___ Entries supplied ___

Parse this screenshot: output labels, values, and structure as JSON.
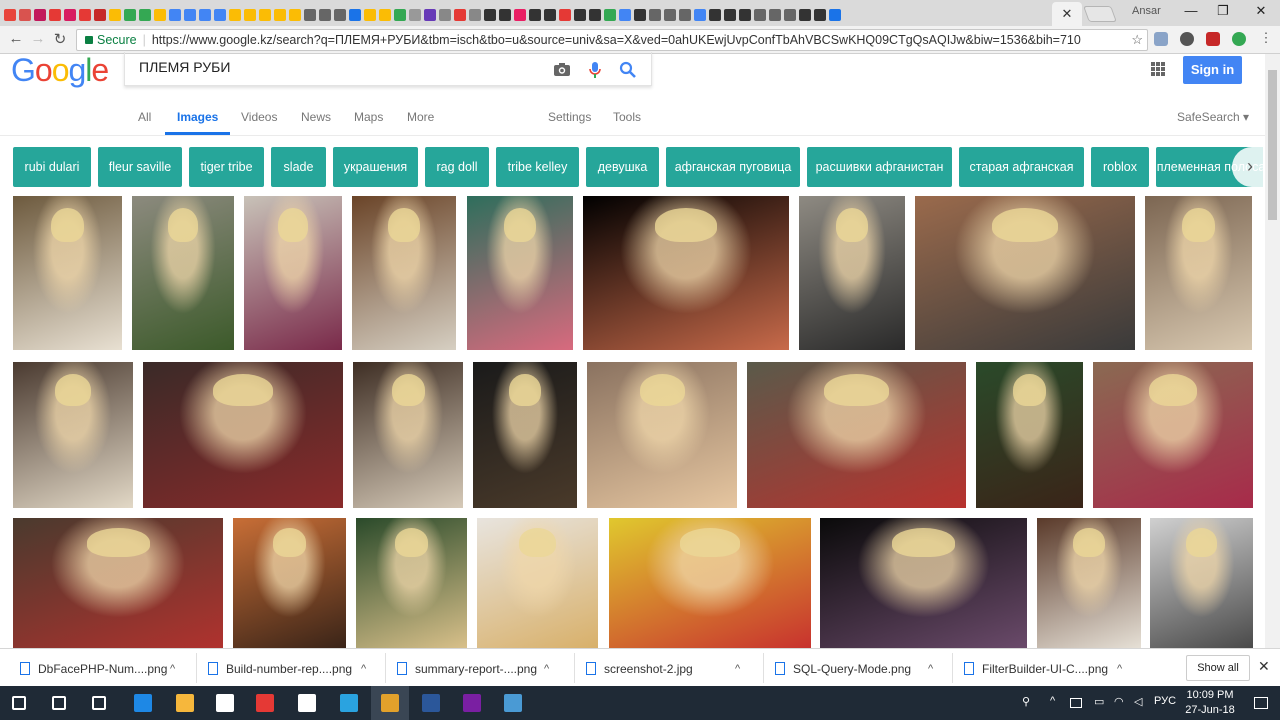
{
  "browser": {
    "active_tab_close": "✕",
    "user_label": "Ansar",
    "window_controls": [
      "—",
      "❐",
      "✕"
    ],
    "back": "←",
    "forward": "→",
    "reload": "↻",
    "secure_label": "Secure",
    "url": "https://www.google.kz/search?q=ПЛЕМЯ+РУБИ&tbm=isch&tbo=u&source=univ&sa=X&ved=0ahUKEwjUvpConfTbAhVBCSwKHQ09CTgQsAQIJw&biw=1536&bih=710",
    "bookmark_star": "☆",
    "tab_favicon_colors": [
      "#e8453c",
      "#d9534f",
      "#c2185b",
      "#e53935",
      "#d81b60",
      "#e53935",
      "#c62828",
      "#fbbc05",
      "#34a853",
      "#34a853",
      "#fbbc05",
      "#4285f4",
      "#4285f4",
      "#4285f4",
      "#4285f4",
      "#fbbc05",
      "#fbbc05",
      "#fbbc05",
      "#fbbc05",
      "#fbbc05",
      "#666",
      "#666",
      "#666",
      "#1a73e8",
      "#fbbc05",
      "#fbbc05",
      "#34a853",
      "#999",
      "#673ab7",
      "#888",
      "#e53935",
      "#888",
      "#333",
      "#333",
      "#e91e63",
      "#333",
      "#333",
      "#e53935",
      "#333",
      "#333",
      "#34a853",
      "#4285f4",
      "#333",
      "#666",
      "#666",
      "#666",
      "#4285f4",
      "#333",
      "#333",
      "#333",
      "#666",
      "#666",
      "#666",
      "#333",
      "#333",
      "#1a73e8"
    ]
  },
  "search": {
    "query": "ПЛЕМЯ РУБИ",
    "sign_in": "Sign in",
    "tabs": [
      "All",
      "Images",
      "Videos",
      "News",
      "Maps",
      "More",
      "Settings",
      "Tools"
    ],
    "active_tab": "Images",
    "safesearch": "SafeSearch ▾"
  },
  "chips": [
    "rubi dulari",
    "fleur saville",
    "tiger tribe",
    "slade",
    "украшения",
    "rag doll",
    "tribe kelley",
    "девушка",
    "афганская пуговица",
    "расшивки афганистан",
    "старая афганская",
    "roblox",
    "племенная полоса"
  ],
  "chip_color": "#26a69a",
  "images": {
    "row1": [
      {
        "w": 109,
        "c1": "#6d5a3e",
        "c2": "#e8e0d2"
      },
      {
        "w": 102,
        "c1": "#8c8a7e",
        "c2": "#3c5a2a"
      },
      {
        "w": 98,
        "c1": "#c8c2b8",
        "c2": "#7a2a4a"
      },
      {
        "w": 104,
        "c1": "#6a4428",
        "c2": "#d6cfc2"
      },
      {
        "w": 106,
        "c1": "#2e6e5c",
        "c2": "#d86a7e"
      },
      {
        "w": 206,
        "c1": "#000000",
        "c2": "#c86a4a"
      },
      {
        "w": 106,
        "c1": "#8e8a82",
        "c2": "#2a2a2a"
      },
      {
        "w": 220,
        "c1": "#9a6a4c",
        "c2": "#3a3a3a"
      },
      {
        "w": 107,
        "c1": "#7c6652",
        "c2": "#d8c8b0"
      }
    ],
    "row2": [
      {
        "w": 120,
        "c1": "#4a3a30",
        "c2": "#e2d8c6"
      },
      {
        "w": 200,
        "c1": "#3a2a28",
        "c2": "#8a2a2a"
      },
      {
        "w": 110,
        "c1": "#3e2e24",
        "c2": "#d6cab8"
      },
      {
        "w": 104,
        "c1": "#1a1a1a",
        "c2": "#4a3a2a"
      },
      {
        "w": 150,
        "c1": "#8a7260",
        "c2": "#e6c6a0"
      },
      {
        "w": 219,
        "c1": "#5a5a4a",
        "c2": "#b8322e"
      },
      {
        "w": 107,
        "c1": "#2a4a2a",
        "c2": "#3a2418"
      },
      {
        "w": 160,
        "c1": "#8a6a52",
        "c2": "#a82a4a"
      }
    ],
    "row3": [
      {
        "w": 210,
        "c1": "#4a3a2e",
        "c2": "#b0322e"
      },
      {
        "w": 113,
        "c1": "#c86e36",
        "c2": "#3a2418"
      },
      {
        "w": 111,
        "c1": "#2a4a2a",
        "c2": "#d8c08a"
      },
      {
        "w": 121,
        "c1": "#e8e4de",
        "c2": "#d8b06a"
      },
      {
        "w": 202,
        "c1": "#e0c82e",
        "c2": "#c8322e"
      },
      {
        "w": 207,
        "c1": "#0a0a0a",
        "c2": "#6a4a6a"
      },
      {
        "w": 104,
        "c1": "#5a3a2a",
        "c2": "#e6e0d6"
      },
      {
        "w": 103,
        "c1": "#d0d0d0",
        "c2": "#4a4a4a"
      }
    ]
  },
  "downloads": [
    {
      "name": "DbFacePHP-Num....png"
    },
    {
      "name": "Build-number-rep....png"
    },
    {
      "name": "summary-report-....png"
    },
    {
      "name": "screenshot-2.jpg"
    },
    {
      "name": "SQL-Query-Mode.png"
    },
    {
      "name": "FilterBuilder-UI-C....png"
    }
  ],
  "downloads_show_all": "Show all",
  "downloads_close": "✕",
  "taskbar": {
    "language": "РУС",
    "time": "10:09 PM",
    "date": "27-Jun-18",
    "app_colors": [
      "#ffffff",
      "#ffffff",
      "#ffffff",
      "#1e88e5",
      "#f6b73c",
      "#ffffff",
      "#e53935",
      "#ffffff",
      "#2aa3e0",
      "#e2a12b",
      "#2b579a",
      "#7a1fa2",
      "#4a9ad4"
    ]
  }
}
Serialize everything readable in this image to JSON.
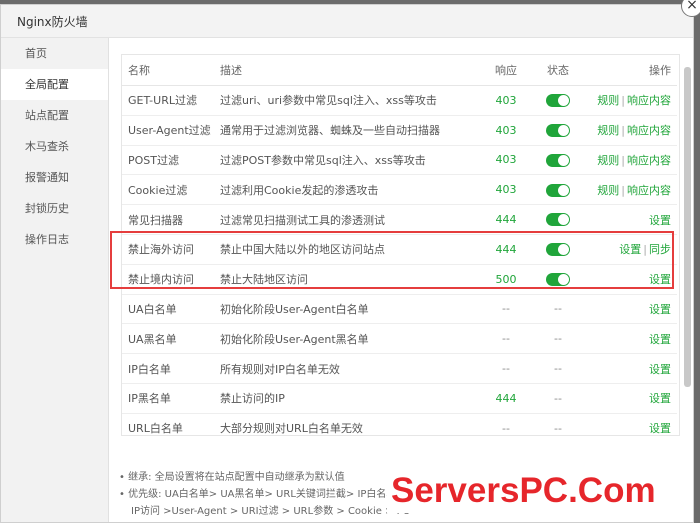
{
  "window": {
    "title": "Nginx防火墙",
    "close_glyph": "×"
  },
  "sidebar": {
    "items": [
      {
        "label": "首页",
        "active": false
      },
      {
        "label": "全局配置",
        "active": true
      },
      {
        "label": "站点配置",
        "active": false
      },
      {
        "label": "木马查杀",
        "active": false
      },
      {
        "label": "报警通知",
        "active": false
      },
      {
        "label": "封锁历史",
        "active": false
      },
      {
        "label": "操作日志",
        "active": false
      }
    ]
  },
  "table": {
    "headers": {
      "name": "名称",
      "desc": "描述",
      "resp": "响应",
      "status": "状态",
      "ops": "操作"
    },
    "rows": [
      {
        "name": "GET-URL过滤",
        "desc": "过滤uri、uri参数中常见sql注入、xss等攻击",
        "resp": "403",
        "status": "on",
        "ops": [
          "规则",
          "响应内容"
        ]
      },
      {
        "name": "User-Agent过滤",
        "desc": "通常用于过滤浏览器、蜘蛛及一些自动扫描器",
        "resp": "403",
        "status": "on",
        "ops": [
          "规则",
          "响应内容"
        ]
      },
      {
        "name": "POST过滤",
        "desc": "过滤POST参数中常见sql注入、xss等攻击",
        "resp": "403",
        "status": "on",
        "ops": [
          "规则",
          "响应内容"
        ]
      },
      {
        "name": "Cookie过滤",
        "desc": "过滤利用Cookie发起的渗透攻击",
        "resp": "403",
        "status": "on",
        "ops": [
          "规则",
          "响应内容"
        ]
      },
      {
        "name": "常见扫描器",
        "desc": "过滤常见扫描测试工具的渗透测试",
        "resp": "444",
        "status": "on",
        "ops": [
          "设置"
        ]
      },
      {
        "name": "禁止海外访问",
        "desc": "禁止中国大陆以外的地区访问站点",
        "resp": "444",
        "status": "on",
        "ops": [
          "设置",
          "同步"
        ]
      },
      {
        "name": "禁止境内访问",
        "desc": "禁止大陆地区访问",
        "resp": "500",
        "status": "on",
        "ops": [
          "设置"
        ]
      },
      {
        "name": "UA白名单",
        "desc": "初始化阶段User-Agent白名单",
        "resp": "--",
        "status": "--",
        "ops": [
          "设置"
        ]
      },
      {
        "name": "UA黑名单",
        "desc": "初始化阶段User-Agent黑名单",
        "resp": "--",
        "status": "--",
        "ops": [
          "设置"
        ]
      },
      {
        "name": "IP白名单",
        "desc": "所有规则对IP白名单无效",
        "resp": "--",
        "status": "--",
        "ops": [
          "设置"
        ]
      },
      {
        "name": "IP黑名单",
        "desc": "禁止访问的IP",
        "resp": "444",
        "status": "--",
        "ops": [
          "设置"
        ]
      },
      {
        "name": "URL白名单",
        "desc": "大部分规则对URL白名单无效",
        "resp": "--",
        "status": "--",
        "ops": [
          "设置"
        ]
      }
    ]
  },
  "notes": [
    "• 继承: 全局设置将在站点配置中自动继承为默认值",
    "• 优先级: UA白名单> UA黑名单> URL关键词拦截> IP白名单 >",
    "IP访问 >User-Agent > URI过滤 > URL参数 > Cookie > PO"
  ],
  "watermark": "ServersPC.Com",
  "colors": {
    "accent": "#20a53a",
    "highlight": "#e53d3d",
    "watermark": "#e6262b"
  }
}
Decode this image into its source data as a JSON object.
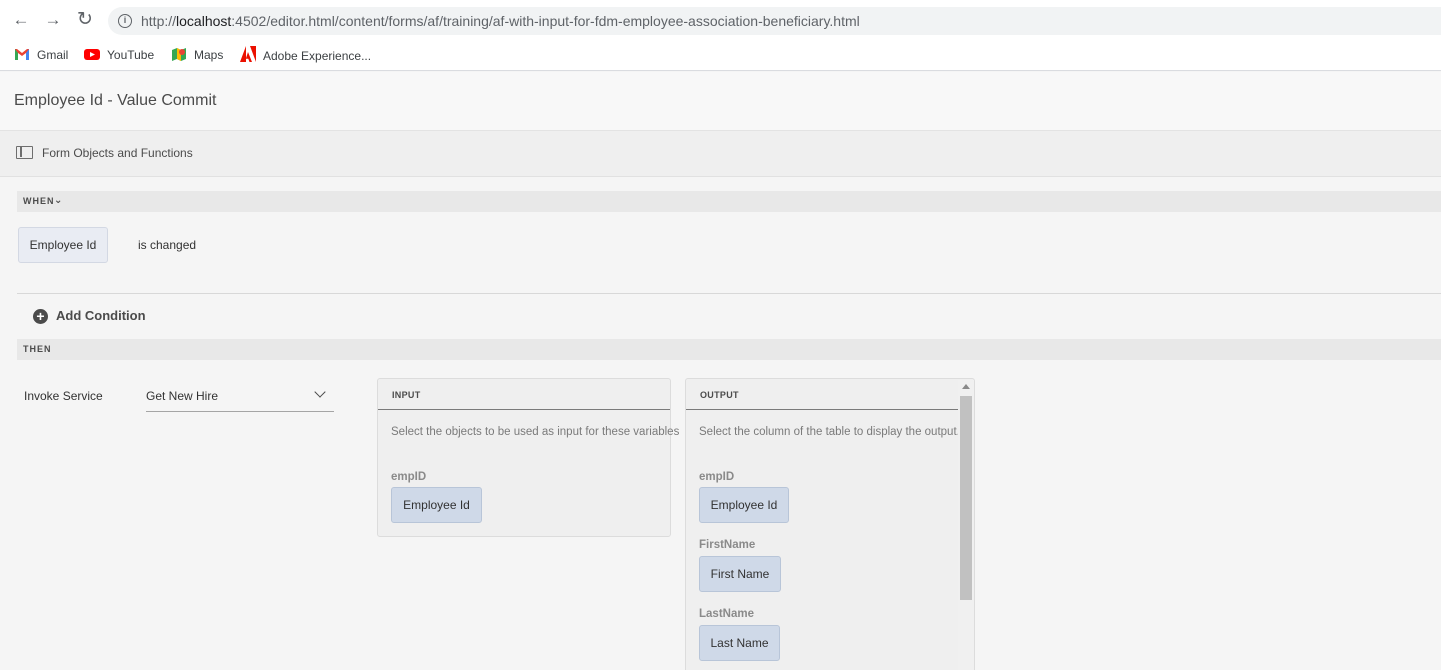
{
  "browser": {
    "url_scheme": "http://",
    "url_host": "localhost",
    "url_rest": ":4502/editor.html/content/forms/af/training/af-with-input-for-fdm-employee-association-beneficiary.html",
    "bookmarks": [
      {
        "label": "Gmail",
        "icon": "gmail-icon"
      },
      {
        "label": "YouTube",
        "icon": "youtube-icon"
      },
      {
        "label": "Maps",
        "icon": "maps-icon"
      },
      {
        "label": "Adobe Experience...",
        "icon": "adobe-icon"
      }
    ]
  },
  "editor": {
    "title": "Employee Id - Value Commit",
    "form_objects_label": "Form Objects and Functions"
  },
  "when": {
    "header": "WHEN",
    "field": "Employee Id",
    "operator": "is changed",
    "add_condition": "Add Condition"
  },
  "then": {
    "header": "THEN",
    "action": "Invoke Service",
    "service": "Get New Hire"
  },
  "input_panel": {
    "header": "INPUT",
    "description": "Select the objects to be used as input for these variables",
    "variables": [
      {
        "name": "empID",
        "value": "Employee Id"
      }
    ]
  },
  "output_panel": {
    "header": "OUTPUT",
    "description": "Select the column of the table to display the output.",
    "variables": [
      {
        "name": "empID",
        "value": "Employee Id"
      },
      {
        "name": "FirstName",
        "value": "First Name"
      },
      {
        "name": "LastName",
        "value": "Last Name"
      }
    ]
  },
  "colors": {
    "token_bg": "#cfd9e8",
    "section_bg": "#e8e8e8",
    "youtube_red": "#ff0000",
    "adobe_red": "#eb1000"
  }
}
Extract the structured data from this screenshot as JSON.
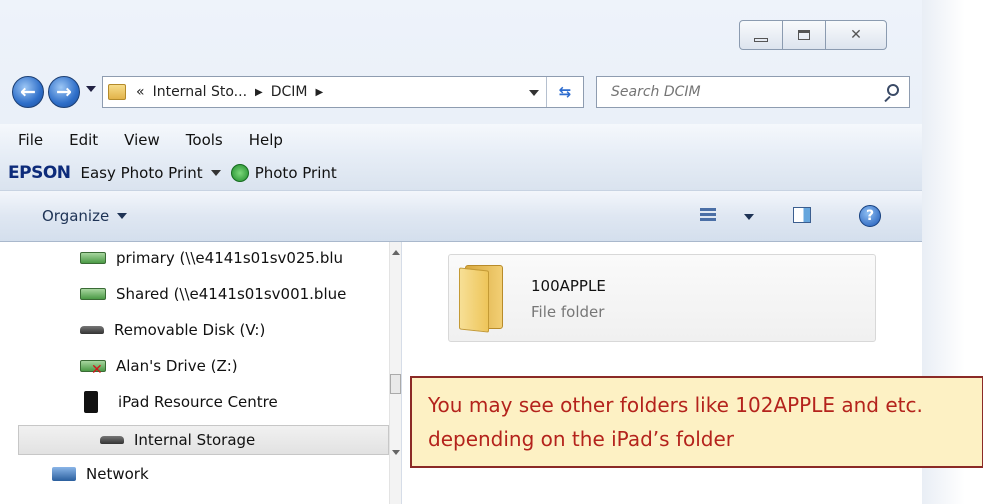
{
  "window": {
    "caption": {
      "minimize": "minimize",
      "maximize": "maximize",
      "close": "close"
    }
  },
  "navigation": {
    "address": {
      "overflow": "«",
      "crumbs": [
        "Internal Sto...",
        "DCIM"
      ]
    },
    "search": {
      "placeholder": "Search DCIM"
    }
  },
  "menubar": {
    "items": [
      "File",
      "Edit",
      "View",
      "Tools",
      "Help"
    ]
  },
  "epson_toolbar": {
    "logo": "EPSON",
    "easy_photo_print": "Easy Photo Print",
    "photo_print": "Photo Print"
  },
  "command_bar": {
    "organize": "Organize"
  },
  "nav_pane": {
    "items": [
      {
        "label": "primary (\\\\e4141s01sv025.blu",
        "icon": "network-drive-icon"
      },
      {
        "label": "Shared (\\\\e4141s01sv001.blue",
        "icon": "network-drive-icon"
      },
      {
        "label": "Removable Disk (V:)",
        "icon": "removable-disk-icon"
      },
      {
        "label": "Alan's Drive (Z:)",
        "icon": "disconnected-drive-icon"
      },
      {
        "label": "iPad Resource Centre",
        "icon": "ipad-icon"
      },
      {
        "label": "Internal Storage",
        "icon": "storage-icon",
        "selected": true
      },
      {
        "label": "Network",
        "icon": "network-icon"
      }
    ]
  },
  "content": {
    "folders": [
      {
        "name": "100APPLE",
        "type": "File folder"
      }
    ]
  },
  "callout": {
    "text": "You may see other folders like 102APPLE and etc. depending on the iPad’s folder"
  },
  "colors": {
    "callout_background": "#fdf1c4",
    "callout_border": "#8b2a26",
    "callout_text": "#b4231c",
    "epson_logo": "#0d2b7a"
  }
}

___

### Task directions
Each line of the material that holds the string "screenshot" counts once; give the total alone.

### Answer for the task
3